Diving is an ecologically important behaviour that provides air-breathing predators with opportunities to capture prey, but that also increases their exposure to incidental mortality (bycatch) in commercial fisheries. In this study, we characterised the diving behaviour of 26 individuals of three species, the black-browed albatross Thalassarche melanophris, grey-headed albatross T. chrysostoma and light-mantled albatross Phoebetria palpebrata, breeding at Bird Island, South Georgia. Individuals were tracked using Global Location Sensor (GLS)-immersion loggers and time-depth recorders (TDRs) and, for two species, Global Positioning System (GPS) loggers. Although the TDRs recorded 589 dives (defined in this paper as submersion > 1 m), average dive depths and durations were just 1.30–1.49 m and 2.5–3.3 s, respectively, for the three species. In addition, many individuals (22% of black-browed, 20% of grey-headed, and 57% of light-mantled albatrosses; total n = 9, 10 and 7 individuals, respectively) did not dive at all. Most dives occurred at the distal end of foraging trips and were rare during the commuting phase. No dives took place in darkness, despite long periods spent on water at night. The limited and shallow dive activity contrasts with impressions from a previous study using capillary-tube depth gauges (which are less accurate than TDRs) and has implications for the susceptibility of albatrosses to bycatch on longlines.
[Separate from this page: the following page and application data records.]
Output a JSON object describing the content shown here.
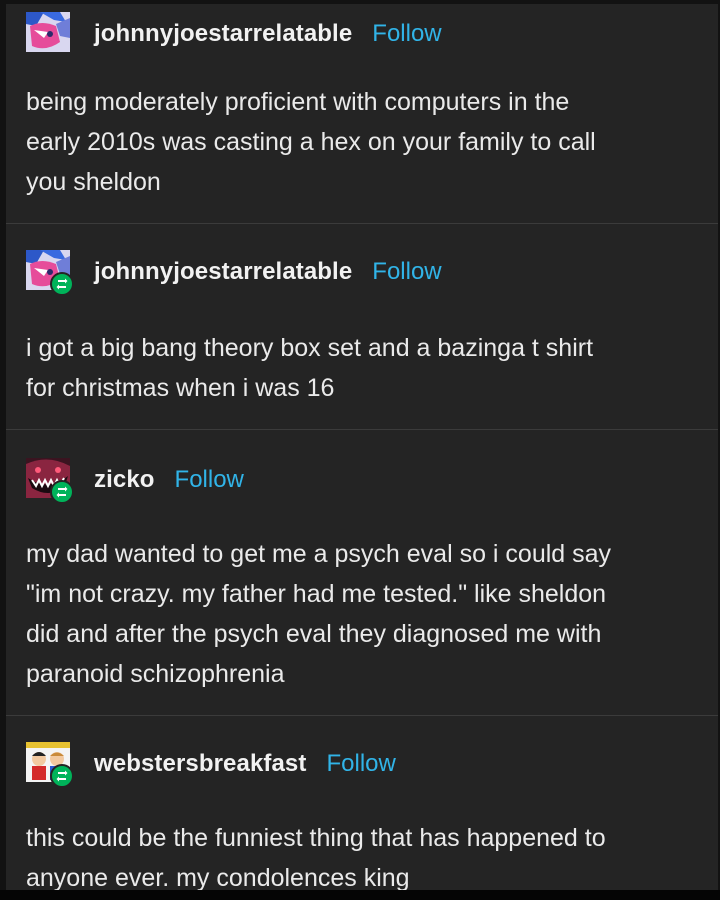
{
  "posts": [
    {
      "username": "johnnyjoestarrelatable",
      "follow_label": "Follow",
      "avatar_icon": "anime-character-avatar",
      "reblogged": false,
      "lines": [
        "being moderately proficient with computers in the",
        "early 2010s was casting a hex on your family to call",
        "you sheldon"
      ]
    },
    {
      "username": "johnnyjoestarrelatable",
      "follow_label": "Follow",
      "avatar_icon": "anime-character-avatar",
      "reblogged": true,
      "lines": [
        "i got a big bang theory box set and a bazinga t shirt",
        "for christmas when i was 16"
      ]
    },
    {
      "username": "zicko",
      "follow_label": "Follow",
      "avatar_icon": "grinning-creature-avatar",
      "reblogged": true,
      "lines": [
        "my dad wanted to get me a psych eval so i could say",
        "\"im not crazy. my father had me tested.\" like sheldon",
        "did and after the psych eval they diagnosed me with",
        "paranoid schizophrenia"
      ]
    },
    {
      "username": "webstersbreakfast",
      "follow_label": "Follow",
      "avatar_icon": "cartoon-kids-avatar",
      "reblogged": true,
      "lines": [
        "this could be the funniest thing that has happened to",
        "anyone ever. my condolences king"
      ]
    }
  ],
  "colors": {
    "background": "#242424",
    "follow_link": "#31b4e8",
    "reblog_badge": "#00b35a",
    "divider": "#3b3b3b"
  }
}
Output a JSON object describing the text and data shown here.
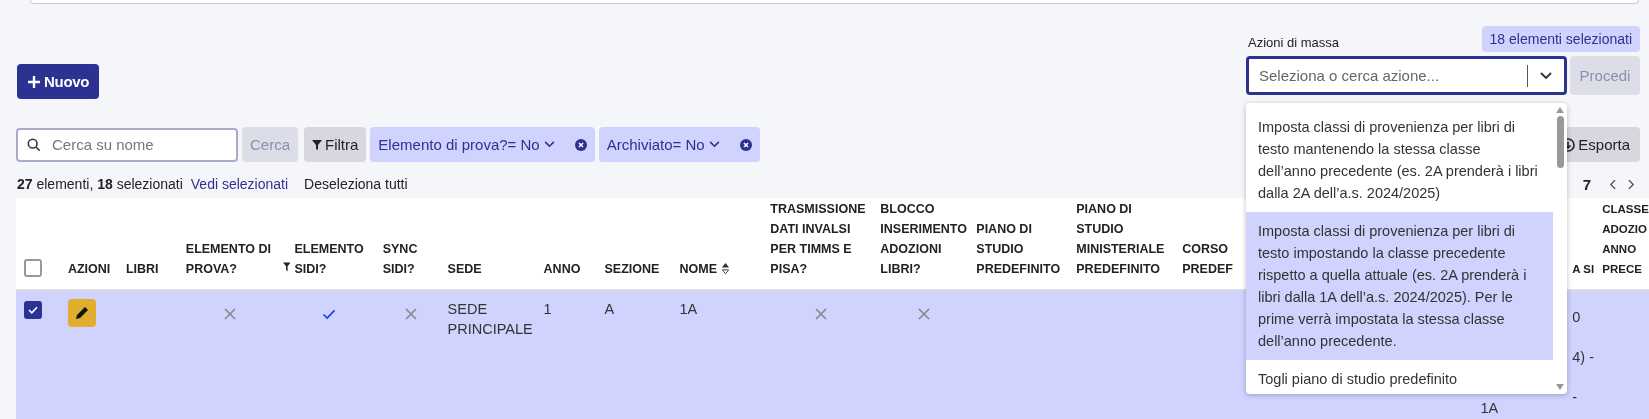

This study provides further support for regulations requiring night setting and increased sink rates of baited hooks to help mitigate albatross bycatch.